“If the picture I have painted is a pretty depressing gloomy picture, you can’t really whitewash what happened to the Haisla in the past 60 years, there is no positive spin you can put on it. Every impact affected Haisla first, affected it deeply and is still affecting it today. You can’t hide it,” said Ross.

He expressed at times, it was hard to be positive. They need some new traditional laws as the case law says the First Nations cannot be frozen in time. They are allowed to evolve.

Ross said they focus on protecting; however right now they are trying to bring back the environment. This is a component which he felt was needed in today’s age. Their last settlement with Eurocan was not about money, but measures for the pulp and paper mill to implement to stop dumping effluent in the river.

They received compensation rather then the upgrade. However, money was committed to rehabilitating the Kitimat River. They hoped others would jump on board. None did until Kitimat LNG who offered to compensate for loss of habitat on the land they are developing their gas pipeline on to be put towards the Kitimat River habitat.

Ross wanted to see a commitment to cleaner industries; to stop chasing money as the effects will effect the planet suggesting it can not all be for ones own development. He mentioned the investment to modernize Alcan will cut emissions.

He expressed he was trying to be as impartial as he could. He did not want to see a four hector area destroyed. They have seen too many incidences where crude oil gets into the environment and becomes impossible to clean up. They have data from Prince William Sound, the Gulf of Mexico and the Kalamazoo spills.

“There are options, Kitimat’s not the only option, Kitimat was never the only option for a smelter, it was never the only option of a pulp and paper mill, and so on and so on. There is always options,” said Ross.

He asked them to access this project but not consider the economics. Think of the pain and the emotions and apply it to the decision making.

He concluded by saying he stopped using the word hate and tried to be more patient when he became Chief Councillor. He would trust the JRP to make the right decision. He was working to be calm although he is not calm with in. He received a standing ovation,

Through out the presentations, there were no questions from the JRP. Upon the conclusion, the panel thanked the Haisla and each of them for their comments.

“This has been a very powerful day.
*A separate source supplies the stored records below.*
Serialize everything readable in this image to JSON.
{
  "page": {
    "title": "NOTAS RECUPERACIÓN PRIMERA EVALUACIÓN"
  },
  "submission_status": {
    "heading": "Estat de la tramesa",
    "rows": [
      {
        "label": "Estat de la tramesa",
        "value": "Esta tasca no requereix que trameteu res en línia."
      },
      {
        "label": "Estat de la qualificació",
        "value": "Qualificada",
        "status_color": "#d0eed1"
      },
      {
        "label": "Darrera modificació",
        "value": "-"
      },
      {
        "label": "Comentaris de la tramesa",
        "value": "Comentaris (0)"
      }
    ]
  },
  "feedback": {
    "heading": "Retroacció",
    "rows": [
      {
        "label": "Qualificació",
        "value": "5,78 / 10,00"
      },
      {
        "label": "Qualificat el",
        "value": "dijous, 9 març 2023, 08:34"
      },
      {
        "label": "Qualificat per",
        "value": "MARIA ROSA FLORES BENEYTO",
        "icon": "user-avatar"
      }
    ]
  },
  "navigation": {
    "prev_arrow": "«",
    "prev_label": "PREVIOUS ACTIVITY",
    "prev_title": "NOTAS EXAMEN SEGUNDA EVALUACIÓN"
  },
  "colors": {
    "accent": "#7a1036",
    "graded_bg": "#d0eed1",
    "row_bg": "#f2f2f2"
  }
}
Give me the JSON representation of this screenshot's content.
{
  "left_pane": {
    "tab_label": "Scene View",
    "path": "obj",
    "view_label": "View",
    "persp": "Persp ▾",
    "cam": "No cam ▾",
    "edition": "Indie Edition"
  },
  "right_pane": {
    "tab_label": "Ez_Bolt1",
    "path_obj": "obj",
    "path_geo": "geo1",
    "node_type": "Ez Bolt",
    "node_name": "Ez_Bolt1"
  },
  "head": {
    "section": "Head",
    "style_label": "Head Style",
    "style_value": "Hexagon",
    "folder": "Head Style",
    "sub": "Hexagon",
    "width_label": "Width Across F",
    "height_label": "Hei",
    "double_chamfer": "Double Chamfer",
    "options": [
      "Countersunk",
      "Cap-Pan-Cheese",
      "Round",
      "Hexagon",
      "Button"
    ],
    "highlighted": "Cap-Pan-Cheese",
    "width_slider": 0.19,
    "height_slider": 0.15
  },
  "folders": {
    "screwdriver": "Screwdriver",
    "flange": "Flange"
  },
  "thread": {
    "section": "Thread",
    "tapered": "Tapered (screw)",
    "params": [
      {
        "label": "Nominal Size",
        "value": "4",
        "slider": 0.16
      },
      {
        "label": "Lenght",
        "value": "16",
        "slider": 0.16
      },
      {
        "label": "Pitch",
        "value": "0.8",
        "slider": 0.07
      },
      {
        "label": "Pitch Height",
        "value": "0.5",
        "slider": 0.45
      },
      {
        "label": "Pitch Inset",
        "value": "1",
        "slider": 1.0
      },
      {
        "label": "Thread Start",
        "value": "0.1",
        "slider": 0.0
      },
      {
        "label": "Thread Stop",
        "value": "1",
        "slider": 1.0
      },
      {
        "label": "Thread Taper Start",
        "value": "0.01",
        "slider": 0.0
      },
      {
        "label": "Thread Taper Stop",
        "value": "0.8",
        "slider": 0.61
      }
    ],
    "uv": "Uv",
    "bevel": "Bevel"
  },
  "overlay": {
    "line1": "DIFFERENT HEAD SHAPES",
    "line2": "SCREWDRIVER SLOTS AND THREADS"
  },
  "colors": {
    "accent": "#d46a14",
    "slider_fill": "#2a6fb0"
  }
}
The Haisla Nation has welcomed all of us in this room, you fed us and this panel has shared with us some of their traditional knowledge. We are honoured that you chose to share oral knowledge with us today,” said the Chairperson Legget “You have started us off well on the path of our community hearings and for that, we thank you.”

The JRP continues.